Assigned task ▸ Whatever the records hold, copy it exactly and completely.

Material shown ▸
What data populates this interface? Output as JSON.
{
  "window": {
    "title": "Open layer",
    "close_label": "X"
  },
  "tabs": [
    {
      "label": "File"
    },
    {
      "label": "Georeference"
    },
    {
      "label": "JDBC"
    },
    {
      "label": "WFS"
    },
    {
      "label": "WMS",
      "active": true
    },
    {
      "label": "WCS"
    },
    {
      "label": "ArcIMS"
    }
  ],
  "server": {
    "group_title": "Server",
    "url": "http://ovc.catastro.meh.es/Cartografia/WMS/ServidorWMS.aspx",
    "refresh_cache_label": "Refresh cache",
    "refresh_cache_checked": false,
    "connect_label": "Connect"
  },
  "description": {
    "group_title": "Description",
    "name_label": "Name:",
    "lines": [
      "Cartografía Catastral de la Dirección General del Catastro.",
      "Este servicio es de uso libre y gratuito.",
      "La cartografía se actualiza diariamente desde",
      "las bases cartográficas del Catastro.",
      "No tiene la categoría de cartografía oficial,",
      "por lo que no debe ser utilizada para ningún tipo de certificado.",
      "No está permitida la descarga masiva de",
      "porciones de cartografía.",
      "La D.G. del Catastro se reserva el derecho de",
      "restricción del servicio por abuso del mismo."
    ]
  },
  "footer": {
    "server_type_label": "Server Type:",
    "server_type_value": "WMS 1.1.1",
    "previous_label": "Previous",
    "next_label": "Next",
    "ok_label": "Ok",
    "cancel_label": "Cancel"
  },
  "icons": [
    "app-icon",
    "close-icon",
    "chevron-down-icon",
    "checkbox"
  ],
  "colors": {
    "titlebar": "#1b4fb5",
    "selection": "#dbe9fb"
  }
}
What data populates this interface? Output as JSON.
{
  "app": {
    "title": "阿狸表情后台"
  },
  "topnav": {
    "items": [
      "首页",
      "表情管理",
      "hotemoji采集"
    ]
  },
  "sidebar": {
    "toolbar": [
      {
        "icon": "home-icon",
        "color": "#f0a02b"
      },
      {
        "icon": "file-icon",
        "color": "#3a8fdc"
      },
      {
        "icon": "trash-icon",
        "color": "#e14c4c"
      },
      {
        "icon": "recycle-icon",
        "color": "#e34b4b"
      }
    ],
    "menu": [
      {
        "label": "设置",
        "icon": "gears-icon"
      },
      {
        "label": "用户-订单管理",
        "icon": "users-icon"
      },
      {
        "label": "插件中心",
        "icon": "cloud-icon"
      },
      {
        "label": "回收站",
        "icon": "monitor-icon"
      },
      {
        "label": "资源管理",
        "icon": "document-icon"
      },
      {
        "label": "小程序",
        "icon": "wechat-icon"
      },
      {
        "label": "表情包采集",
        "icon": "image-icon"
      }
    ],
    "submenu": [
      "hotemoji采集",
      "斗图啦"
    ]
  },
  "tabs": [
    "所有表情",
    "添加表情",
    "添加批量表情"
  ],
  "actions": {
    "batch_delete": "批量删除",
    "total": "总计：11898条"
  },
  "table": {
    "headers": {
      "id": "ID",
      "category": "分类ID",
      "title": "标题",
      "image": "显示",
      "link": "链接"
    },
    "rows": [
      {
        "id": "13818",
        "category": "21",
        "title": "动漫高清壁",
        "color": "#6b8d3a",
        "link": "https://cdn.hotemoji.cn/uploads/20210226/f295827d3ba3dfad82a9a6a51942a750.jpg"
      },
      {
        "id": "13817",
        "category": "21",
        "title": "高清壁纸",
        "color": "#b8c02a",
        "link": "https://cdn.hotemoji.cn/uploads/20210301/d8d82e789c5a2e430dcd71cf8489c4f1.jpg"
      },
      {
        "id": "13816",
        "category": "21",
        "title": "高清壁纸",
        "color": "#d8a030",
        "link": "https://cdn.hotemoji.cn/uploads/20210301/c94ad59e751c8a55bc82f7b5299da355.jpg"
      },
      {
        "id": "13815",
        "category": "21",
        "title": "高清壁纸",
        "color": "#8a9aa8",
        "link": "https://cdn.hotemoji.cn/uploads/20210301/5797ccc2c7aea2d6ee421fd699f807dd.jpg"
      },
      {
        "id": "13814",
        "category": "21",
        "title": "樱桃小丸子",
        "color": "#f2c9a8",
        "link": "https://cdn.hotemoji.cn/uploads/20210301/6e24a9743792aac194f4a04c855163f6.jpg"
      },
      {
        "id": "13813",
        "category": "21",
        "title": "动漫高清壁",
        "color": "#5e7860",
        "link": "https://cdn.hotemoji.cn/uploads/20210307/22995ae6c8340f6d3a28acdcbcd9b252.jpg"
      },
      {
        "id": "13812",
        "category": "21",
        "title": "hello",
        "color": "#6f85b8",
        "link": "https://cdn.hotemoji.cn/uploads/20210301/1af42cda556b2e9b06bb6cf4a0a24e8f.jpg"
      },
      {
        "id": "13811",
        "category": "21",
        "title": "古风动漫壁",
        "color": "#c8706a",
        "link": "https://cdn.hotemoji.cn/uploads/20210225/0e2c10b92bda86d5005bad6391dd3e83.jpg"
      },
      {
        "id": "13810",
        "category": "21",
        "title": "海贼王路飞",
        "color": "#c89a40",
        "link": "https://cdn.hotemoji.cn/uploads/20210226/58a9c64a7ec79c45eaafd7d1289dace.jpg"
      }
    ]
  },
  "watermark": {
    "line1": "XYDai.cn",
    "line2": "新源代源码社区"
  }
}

Task answer ▸
What data populates this interface? Output as JSON.
{
  "window": {
    "title": "Open layer",
    "close_label": "X"
  },
  "tabs": [
    {
      "label": "File"
    },
    {
      "label": "Georeference"
    },
    {
      "label": "JDBC"
    },
    {
      "label": "WFS"
    },
    {
      "label": "WMS",
      "active": true
    },
    {
      "label": "WCS"
    },
    {
      "label": "ArcIMS"
    }
  ],
  "server": {
    "group_title": "Server",
    "url": "http://ovc.catastro.meh.es/Cartografia/WMS/ServidorWMS.aspx",
    "refresh_cache_label": "Refresh cache",
    "refresh_cache_checked": false,
    "connect_label": "Connect"
  },
  "description": {
    "group_title": "Description",
    "name_label": "Name:",
    "lines": [
      "Cartografía Catastral de la Dirección General del Catastro.",
      "Este servicio es de uso libre y gratuito.",
      "La cartografía se actualiza diariamente desde",
      "las bases cartográficas del Catastro.",
      "No tiene la categoría de cartografía oficial,",
      "por lo que no debe ser utilizada para ningún tipo de certificado.",
      "No está permitida la descarga masiva de",
      "porciones de cartografía.",
      "La D.G. del Catastro se reserva el derecho de",
      "restricción del servicio por abuso del mismo."
    ]
  },
  "footer": {
    "server_type_label": "Server Type:",
    "server_type_value": "WMS 1.1.1",
    "previous_label": "Previous",
    "next_label": "Next",
    "ok_label": "Ok",
    "cancel_label": "Cancel"
  },
  "icons": [
    "app-icon",
    "close-icon",
    "chevron-down-icon",
    "checkbox"
  ],
  "colors": {
    "titlebar": "#1b4fb5",
    "selection": "#dbe9fb"
  }
}
What data populates this interface? Output as JSON.
{
  "app": {
    "title": "阿狸表情后台"
  },
  "topnav": {
    "items": [
      "首页",
      "表情管理",
      "hotemoji采集"
    ]
  },
  "sidebar": {
    "toolbar": [
      {
        "icon": "home-icon",
        "color": "#f0a02b"
      },
      {
        "icon": "file-icon",
        "color": "#3a8fdc"
      },
      {
        "icon": "trash-icon",
        "color": "#e14c4c"
      },
      {
        "icon": "recycle-icon",
        "color": "#e34b4b"
      }
    ],
    "menu": [
      {
        "label": "设置",
        "icon": "gears-icon"
      },
      {
        "label": "用户-订单管理",
        "icon": "users-icon"
      },
      {
        "label": "插件中心",
        "icon": "cloud-icon"
      },
      {
        "label": "回收站",
        "icon": "monitor-icon"
      },
      {
        "label": "资源管理",
        "icon": "document-icon"
      },
      {
        "label": "小程序",
        "icon": "wechat-icon"
      },
      {
        "label": "表情包采集",
        "icon": "image-icon"
      }
    ],
    "submenu": [
      "hotemoji采集",
      "斗图啦"
    ]
  },
  "tabs": [
    "所有表情",
    "添加表情",
    "添加批量表情"
  ],
  "actions": {
    "batch_delete": "批量删除",
    "total": "总计：11898条"
  },
  "table": {
    "headers": {
      "id": "ID",
      "category": "分类ID",
      "title": "标题",
      "image": "显示",
      "link": "链接"
    },
    "rows": [
      {
        "id": "13818",
        "category": "21",
        "title": "动漫高清壁",
        "color": "#6b8d3a",
        "link": "https://cdn.hotemoji.cn/uploads/20210226/f295827d3ba3dfad82a9a6a51942a750.jpg"
      },
      {
        "id": "13817",
        "category": "21",
        "title": "高清壁纸",
        "color": "#b8c02a",
        "link": "https://cdn.hotemoji.cn/uploads/20210301/d8d82e789c5a2e430dcd71cf8489c4f1.jpg"
      },
      {
        "id": "13816",
        "category": "21",
        "title": "高清壁纸",
        "color": "#d8a030",
        "link": "https://cdn.hotemoji.cn/uploads/20210301/c94ad59e751c8a55bc82f7b5299da355.jpg"
      },
      {
        "id": "13815",
        "category": "21",
        "title": "高清壁纸",
        "color": "#8a9aa8",
        "link": "https://cdn.hotemoji.cn/uploads/20210301/5797ccc2c7aea2d6ee421fd699f807dd.jpg"
      },
      {
        "id": "13814",
        "category": "21",
        "title": "樱桃小丸子",
        "color": "#f2c9a8",
        "link": "https://cdn.hotemoji.cn/uploads/20210301/6e24a9743792aac194f4a04c855163f6.jpg"
      },
      {
        "id": "13813",
        "category": "21",
        "title": "动漫高清壁",
        "color": "#5e7860",
        "link": "https://cdn.hotemoji.cn/uploads/20210307/22995ae6c8340f6d3a28acdcbcd9b252.jpg"
      },
      {
        "id": "13812",
        "category": "21",
        "title": "hello",
        "color": "#6f85b8",
        "link": "https://cdn.hotemoji.cn/uploads/20210301/1af42cda556b2e9b06bb6cf4a0a24e8f.jpg"
      },
      {
        "id": "13811",
        "category": "21",
        "title": "古风动漫壁",
        "color": "#c8706a",
        "link": "https://cdn.hotemoji.cn/uploads/20210225/0e2c10b92bda86d5005bad6391dd3e83.jpg"
      },
      {
        "id": "13810",
        "category": "21",
        "title": "海贼王路飞",
        "color": "#c89a40",
        "link": "https://cdn.hotemoji.cn/uploads/20210226/58a9c64a7ec79c45eaafd7d1289dace.jpg"
      }
    ]
  },
  "watermark": {
    "line1": "XYDai.cn",
    "line2": "新源代源码社区"
  }
}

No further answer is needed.